Barcelona Pavilion, by Mies van der Rohe
Buy the Book: Mies van der Rohe: A Critical Biography
One of the most influential architects of the mid-20th century, Louis Kahn (1901-1974) realized relatively few buildings, yet the formal restraint and emotional expressiveness of his Jonas Salk Institute is regarded as an inspired progression from the International Style.
Salk, the developer of the polio vaccine, saw the world much as Kahn did, he felt that great thoughts would flow more freely from a monastic setting, perched high on a cliff above the Pacific Ocean, that allowed the thinkers to ponder the great questions of life in solitude.
Jonas Salk Institute, La Jolla, California, USA by Louis Kahn
Mies van der Rohe’s famous Tugendhat House is the subject of a bitter custody battle. One of European modern architecture’s early classics, it was designed by Mies for an owner of a textile factory in Brno Czechoslovakia. It was also a project for which Mies designed every detail, from the doorknobs and light fixtures to the Tugendhat and Brno chairs, now classics of 20th-century design produced and sold by Knoll. The villa was seized from its Jewish owners Fritz and Greta Tugendhat by invading Germans in 1939, and was never returned to the family.
Tugendhat House, by Mies van der Rohe, 1929, Brno, Czech Republic.
Official Site: Tugendhat Villa
Buy the Book: Mies van der Rohe: A Critical Biography
“Here we will build a monument dedicated to nature and we will make it our lives’ purpose”.
Le Corbusier’s ‘chapel of our lady of the height‘ is a pilgrimage chapel, though on most days more frequented by architectural pilgrims than the intended variety. Perched on a commanding hill above the village of Ronchamp, it is the latest of a long history of chapels on the site. Its predecessor was destroyed in fighting in the Second World War, though much of its stone is used in the walls of Le Corbusier’s building.

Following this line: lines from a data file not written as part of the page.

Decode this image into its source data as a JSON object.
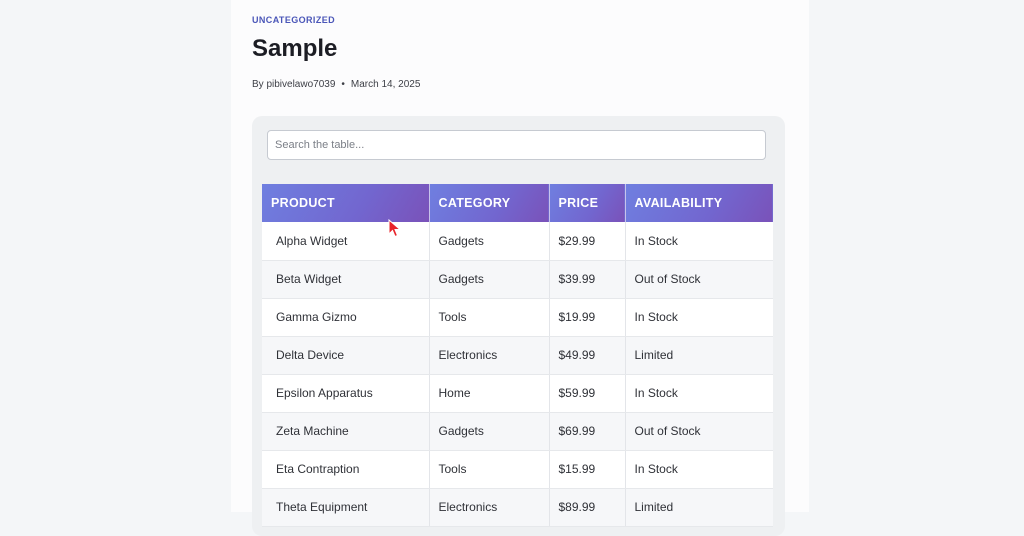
{
  "post": {
    "category": "UNCATEGORIZED",
    "title": "Sample",
    "author": "By pibivelawo7039",
    "separator": "•",
    "date": "March 14, 2025"
  },
  "search": {
    "placeholder": "Search the table...",
    "value": ""
  },
  "table": {
    "headers": [
      "PRODUCT",
      "CATEGORY",
      "PRICE",
      "AVAILABILITY"
    ],
    "rows": [
      [
        "Alpha Widget",
        "Gadgets",
        "$29.99",
        "In Stock"
      ],
      [
        "Beta Widget",
        "Gadgets",
        "$39.99",
        "Out of Stock"
      ],
      [
        "Gamma Gizmo",
        "Tools",
        "$19.99",
        "In Stock"
      ],
      [
        "Delta Device",
        "Electronics",
        "$49.99",
        "Limited"
      ],
      [
        "Epsilon Apparatus",
        "Home",
        "$59.99",
        "In Stock"
      ],
      [
        "Zeta Machine",
        "Gadgets",
        "$69.99",
        "Out of Stock"
      ],
      [
        "Eta Contraption",
        "Tools",
        "$15.99",
        "In Stock"
      ],
      [
        "Theta Equipment",
        "Electronics",
        "$89.99",
        "Limited"
      ]
    ]
  },
  "colors": {
    "header_gradient_start": "#6f7fe0",
    "header_gradient_end": "#7a52b9",
    "category_link": "#4a56b8",
    "cursor": "#e8242b"
  }
}
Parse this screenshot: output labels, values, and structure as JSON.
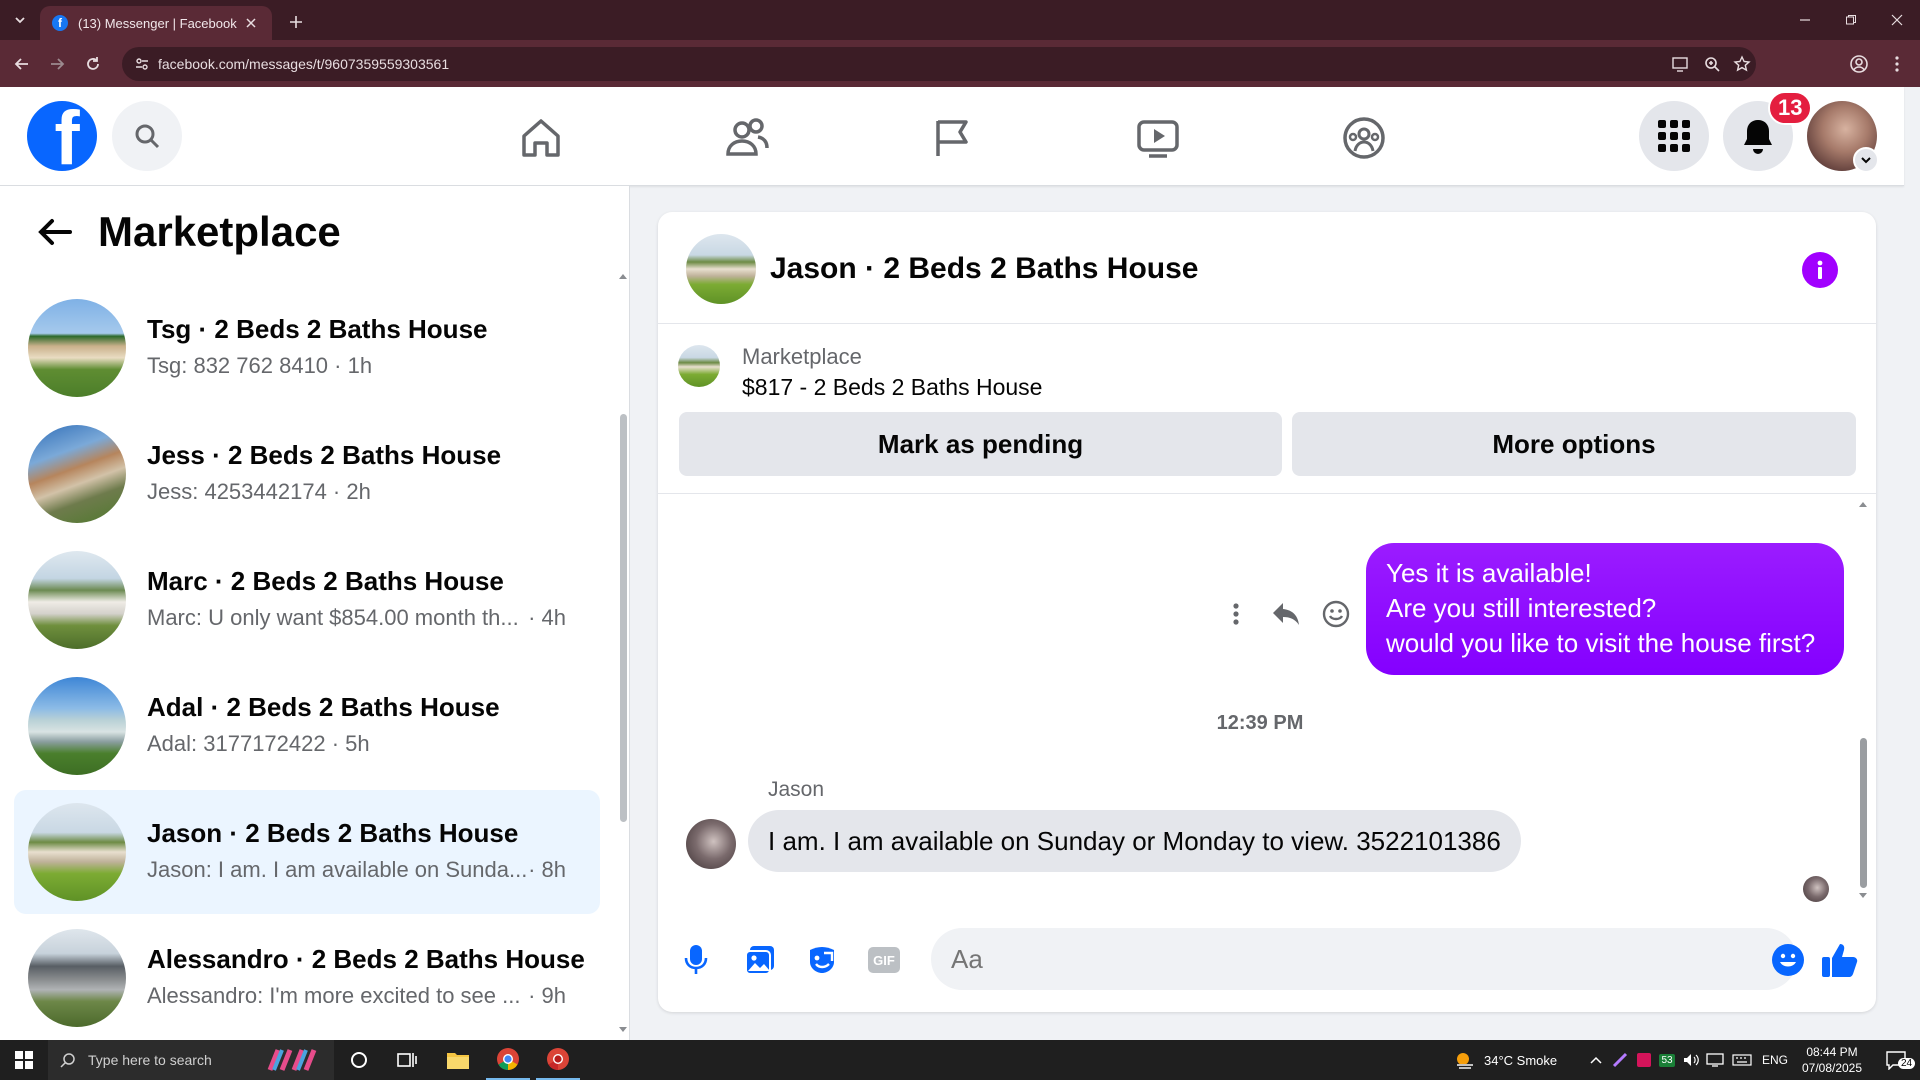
{
  "browser": {
    "tab_title": "(13) Messenger | Facebook",
    "url": "facebook.com/messages/t/9607359559303561",
    "new_tab_label": "+"
  },
  "fb_nav": {
    "logo_letter": "f",
    "notification_count": "13"
  },
  "sidebar": {
    "title": "Marketplace",
    "conversations": [
      {
        "name": "Tsg · 2 Beds 2 Baths House",
        "preview": "Tsg: 832 762 8410 · 1h",
        "time": ""
      },
      {
        "name": "Jess · 2 Beds 2 Baths House",
        "preview": "Jess: 4253442174 · 2h",
        "time": ""
      },
      {
        "name": "Marc · 2 Beds 2 Baths House",
        "preview": "Marc: U only want $854.00 month th...",
        "time": "· 4h"
      },
      {
        "name": "Adal · 2 Beds 2 Baths House",
        "preview": "Adal: 3177172422 · 5h",
        "time": ""
      },
      {
        "name": "Jason · 2 Beds 2 Baths House",
        "preview": "Jason: I am. I am available on Sunda...",
        "time": "· 8h"
      },
      {
        "name": "Alessandro · 2 Beds 2 Baths House",
        "preview": "Alessandro: I'm more excited to see ...",
        "time": "· 9h"
      }
    ]
  },
  "chat": {
    "title": "Jason · 2 Beds 2 Baths House",
    "marketplace_label": "Marketplace",
    "listing": "$817 - 2 Beds 2 Baths House",
    "mark_pending": "Mark as pending",
    "more_options": "More options",
    "outgoing": [
      "Yes it is available!",
      "Are you still interested?",
      "would you like to visit the house first?"
    ],
    "timestamp": "12:39 PM",
    "incoming_sender": "Jason",
    "incoming_message": "I am. I am available on Sunday or Monday to view. 3522101386",
    "composer_placeholder": "Aa",
    "composer_gif": "GIF"
  },
  "taskbar": {
    "search_placeholder": "Type here to search",
    "weather": "34°C  Smoke",
    "lang": "ENG",
    "time": "08:44 PM",
    "date": "07/08/2025",
    "notif_count": "24",
    "tray_badge": "53"
  },
  "colors": {
    "fb_blue": "#0866ff",
    "messenger_purple": "#8a00ff",
    "browser_frame": "#3b1c25"
  }
}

The thick, curved walls – especially the buttress-shaped south wall – and the vast shell of the concrete roof give the building a massive, sculptural form. Small, brightly painted and apparently irregular windows punched in these thick walls give a dim but exciting light within the cool building, enhanced by further indirect light coming down the three light towers.
Notre Dame du Haut, Ronchamp, France, by Le Corbusier